--- START ---

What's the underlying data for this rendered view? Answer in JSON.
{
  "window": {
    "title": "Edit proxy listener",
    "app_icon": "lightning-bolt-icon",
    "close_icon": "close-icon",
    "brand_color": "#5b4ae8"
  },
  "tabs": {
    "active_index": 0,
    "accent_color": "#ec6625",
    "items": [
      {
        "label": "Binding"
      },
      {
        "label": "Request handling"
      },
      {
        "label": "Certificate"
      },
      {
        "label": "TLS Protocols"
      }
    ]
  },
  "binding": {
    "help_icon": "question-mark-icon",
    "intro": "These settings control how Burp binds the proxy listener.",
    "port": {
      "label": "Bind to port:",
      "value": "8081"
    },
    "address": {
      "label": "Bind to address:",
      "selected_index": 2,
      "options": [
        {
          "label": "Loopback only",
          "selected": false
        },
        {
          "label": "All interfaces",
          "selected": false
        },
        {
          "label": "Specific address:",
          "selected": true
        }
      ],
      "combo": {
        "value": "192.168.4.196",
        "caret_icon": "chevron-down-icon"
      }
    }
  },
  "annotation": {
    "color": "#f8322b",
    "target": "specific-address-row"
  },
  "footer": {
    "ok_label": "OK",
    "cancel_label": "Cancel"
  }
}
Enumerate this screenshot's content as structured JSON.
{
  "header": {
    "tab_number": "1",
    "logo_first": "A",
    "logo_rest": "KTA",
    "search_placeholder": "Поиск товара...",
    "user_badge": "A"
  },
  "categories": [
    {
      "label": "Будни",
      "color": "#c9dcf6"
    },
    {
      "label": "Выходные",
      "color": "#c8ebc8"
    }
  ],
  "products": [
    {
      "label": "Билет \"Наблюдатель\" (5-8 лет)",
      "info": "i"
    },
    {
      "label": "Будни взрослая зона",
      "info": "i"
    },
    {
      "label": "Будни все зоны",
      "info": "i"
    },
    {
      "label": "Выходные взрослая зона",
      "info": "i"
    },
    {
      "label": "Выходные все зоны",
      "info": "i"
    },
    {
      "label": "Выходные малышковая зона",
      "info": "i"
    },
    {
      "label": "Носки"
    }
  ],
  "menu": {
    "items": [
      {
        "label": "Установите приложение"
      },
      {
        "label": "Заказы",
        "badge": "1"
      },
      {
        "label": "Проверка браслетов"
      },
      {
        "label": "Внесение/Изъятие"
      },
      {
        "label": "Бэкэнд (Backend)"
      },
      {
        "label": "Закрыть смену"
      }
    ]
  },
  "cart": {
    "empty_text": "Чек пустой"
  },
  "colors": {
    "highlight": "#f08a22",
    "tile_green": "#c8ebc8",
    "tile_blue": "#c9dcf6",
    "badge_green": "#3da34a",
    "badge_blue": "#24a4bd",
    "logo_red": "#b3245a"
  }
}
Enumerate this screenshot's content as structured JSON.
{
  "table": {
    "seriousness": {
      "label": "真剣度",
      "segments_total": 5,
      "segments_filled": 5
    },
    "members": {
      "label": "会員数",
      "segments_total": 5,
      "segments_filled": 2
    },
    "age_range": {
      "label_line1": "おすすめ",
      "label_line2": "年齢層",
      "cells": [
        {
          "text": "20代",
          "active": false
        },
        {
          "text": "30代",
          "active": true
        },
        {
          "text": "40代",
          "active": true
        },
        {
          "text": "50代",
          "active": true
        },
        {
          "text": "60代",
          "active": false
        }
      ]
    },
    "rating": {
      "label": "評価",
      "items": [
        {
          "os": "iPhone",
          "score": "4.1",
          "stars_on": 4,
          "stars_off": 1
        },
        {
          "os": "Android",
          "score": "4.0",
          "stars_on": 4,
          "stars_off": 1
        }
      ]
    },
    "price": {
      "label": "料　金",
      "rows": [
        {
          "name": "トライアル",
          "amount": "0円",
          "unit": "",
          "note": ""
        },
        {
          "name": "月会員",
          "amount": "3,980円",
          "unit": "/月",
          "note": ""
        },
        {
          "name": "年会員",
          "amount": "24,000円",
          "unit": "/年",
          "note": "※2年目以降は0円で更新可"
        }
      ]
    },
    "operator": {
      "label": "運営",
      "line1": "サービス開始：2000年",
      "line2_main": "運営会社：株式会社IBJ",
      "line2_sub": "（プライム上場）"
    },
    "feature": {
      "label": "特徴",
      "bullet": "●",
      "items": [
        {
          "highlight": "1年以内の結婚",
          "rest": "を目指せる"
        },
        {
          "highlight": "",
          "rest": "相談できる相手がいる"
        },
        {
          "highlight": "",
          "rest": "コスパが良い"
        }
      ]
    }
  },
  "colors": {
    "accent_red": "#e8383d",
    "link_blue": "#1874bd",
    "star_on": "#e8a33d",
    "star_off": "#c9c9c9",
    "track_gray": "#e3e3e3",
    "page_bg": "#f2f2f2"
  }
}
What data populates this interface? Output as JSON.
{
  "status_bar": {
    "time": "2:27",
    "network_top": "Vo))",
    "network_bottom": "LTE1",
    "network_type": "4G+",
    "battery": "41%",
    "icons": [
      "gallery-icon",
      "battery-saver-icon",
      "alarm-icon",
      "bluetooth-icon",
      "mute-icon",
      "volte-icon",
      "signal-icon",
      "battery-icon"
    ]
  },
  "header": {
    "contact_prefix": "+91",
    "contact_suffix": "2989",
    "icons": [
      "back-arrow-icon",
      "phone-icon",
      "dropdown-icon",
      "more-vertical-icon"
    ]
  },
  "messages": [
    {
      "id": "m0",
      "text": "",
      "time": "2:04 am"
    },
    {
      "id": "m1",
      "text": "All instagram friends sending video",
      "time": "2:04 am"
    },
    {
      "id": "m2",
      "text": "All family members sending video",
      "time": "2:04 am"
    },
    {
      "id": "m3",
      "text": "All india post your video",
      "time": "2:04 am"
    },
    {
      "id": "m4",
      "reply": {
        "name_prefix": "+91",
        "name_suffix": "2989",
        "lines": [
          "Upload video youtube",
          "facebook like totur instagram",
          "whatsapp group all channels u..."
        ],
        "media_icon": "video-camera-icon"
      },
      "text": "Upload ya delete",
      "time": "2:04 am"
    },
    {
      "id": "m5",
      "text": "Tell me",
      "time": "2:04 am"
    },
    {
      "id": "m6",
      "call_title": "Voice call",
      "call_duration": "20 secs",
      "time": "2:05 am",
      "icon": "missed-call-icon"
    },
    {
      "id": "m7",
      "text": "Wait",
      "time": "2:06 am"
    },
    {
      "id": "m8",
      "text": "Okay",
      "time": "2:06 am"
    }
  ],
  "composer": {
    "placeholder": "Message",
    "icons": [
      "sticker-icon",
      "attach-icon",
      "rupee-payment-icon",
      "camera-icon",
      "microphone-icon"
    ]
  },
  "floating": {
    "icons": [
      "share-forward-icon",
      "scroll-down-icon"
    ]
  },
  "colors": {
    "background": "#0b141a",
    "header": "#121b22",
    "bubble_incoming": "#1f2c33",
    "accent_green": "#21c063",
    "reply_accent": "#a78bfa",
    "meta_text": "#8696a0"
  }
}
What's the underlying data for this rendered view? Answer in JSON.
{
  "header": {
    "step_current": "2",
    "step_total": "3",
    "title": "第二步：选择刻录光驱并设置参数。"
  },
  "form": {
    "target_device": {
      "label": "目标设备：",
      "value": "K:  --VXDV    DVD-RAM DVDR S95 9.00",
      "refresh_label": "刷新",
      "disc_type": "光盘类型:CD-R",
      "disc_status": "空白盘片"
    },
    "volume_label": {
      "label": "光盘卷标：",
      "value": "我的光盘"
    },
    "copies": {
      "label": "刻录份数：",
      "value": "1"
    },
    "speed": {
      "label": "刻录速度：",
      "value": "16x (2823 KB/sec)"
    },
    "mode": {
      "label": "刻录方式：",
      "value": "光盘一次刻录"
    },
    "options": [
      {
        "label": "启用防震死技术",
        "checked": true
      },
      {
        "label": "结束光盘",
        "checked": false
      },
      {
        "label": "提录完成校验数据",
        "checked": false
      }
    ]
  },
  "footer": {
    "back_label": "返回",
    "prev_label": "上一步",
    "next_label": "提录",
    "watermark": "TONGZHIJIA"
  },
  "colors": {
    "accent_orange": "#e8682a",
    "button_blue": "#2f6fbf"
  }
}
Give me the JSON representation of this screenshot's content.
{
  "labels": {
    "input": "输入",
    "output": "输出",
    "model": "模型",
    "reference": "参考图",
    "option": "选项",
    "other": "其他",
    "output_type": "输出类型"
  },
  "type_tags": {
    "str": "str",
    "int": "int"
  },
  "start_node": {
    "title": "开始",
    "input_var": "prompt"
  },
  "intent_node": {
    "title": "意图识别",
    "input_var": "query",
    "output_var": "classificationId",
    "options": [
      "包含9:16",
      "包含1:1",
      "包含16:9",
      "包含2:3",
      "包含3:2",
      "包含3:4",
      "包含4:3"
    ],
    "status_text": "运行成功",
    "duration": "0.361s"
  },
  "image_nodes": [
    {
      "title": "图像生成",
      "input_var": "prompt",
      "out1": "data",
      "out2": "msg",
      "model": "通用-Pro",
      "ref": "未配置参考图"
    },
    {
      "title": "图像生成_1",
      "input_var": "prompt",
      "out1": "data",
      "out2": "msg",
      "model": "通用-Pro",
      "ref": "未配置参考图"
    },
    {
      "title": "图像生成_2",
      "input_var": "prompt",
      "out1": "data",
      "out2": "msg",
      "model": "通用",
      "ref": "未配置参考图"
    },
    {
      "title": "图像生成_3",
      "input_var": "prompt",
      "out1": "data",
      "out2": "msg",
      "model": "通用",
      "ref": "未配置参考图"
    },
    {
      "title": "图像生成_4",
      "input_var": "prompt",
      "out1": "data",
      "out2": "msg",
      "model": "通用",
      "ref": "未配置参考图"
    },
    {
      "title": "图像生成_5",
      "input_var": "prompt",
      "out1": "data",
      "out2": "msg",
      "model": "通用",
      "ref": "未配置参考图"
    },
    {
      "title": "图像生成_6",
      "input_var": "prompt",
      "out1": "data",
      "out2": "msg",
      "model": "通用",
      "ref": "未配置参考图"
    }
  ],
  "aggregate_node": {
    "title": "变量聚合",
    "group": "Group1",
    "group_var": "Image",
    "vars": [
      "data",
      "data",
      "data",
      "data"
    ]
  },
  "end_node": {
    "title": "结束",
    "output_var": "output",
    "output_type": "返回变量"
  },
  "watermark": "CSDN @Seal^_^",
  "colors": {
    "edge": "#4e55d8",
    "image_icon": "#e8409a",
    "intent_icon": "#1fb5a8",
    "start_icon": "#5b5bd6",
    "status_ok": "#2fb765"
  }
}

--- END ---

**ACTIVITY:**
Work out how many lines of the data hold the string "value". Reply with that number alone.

**PROBLEM SOLUTION:**
7